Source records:
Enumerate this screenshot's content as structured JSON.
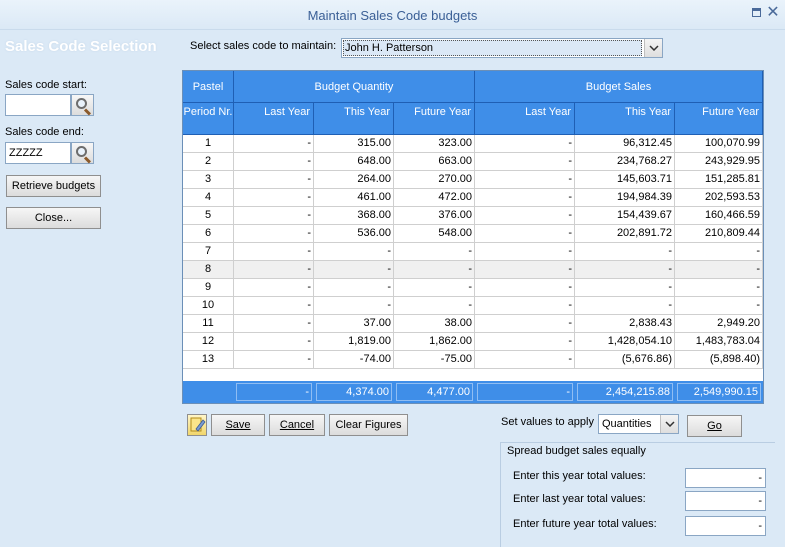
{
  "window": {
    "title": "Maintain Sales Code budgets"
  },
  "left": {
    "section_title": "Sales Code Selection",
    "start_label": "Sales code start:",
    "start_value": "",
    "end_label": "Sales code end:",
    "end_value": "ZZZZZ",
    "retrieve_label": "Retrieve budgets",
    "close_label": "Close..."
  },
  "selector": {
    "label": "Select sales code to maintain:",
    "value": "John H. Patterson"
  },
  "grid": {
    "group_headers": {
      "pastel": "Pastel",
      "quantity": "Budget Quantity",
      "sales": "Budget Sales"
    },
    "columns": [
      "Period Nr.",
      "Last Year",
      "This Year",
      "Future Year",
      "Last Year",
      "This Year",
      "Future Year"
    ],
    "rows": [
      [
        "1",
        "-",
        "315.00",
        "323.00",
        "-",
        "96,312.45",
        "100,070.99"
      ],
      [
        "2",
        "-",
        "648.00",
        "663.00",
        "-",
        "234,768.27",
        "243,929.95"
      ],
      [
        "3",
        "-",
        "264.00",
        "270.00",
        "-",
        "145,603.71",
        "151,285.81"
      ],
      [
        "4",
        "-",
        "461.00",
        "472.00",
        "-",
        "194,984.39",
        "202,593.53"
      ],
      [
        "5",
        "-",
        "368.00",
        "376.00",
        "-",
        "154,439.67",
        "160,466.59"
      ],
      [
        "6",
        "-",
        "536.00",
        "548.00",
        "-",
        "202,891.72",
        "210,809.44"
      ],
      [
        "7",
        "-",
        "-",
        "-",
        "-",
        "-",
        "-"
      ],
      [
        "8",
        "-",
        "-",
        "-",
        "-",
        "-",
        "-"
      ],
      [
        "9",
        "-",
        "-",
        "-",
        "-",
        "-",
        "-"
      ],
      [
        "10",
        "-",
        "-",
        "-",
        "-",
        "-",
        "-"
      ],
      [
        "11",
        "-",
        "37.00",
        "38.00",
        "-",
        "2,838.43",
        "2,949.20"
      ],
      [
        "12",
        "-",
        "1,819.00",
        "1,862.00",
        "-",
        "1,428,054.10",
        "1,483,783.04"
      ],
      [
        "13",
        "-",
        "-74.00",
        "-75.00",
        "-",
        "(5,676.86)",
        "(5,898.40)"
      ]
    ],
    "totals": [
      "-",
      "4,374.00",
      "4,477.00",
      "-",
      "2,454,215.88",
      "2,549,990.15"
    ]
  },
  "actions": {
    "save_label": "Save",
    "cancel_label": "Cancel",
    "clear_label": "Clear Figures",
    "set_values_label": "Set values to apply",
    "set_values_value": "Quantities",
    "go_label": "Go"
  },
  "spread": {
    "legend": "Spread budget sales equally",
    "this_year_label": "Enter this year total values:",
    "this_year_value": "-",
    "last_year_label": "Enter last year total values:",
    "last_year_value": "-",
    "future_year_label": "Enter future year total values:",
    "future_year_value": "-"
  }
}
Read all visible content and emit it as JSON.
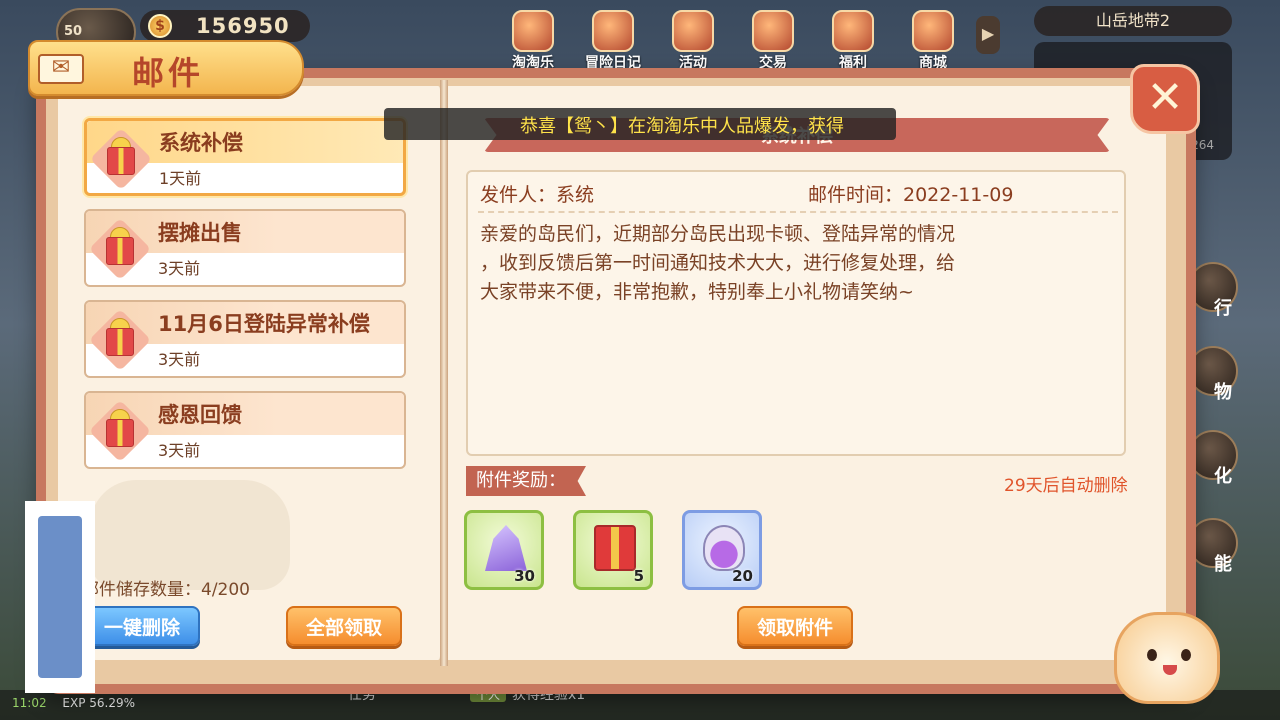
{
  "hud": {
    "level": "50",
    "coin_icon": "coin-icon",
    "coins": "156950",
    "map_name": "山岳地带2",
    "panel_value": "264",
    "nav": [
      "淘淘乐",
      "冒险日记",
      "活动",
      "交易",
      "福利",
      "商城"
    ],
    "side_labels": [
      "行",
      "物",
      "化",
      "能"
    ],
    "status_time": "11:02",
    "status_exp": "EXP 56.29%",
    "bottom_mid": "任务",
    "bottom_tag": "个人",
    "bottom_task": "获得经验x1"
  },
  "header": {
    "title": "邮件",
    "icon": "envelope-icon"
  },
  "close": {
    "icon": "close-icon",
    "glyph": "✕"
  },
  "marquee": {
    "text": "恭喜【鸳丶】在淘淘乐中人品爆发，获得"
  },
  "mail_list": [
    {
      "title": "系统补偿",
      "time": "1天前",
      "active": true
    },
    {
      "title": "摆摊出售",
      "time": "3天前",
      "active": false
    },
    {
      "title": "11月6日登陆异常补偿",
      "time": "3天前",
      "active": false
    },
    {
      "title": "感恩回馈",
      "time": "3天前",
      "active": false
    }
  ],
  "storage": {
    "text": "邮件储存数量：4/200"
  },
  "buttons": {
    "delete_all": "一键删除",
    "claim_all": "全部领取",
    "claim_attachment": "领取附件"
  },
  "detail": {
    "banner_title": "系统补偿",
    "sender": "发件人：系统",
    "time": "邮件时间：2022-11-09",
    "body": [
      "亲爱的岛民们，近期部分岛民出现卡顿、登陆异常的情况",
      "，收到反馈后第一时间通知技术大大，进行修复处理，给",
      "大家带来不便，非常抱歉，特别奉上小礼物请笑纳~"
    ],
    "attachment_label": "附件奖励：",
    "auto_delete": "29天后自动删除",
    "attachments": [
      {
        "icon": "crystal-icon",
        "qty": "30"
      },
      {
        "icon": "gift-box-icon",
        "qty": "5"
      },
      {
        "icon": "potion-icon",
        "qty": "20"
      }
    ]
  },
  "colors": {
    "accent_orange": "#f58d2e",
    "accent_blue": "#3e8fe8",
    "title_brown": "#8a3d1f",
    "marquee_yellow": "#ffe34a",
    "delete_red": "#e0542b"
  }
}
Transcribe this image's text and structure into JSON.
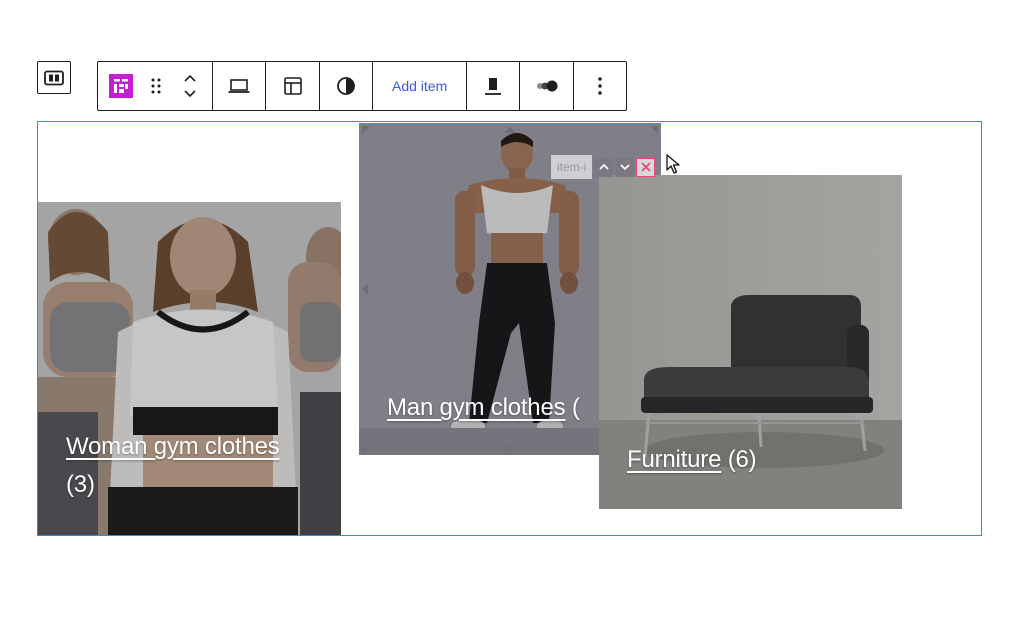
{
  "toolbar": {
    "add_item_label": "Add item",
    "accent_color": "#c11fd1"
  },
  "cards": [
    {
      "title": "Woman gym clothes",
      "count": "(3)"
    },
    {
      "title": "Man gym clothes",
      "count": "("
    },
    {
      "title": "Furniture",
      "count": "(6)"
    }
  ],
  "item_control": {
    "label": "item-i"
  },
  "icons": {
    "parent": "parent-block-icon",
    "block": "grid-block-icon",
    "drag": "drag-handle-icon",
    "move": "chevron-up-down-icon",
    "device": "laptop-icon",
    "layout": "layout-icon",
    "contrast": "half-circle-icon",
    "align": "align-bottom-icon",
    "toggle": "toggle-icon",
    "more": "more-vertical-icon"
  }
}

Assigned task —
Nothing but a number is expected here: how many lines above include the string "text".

Answer area —
3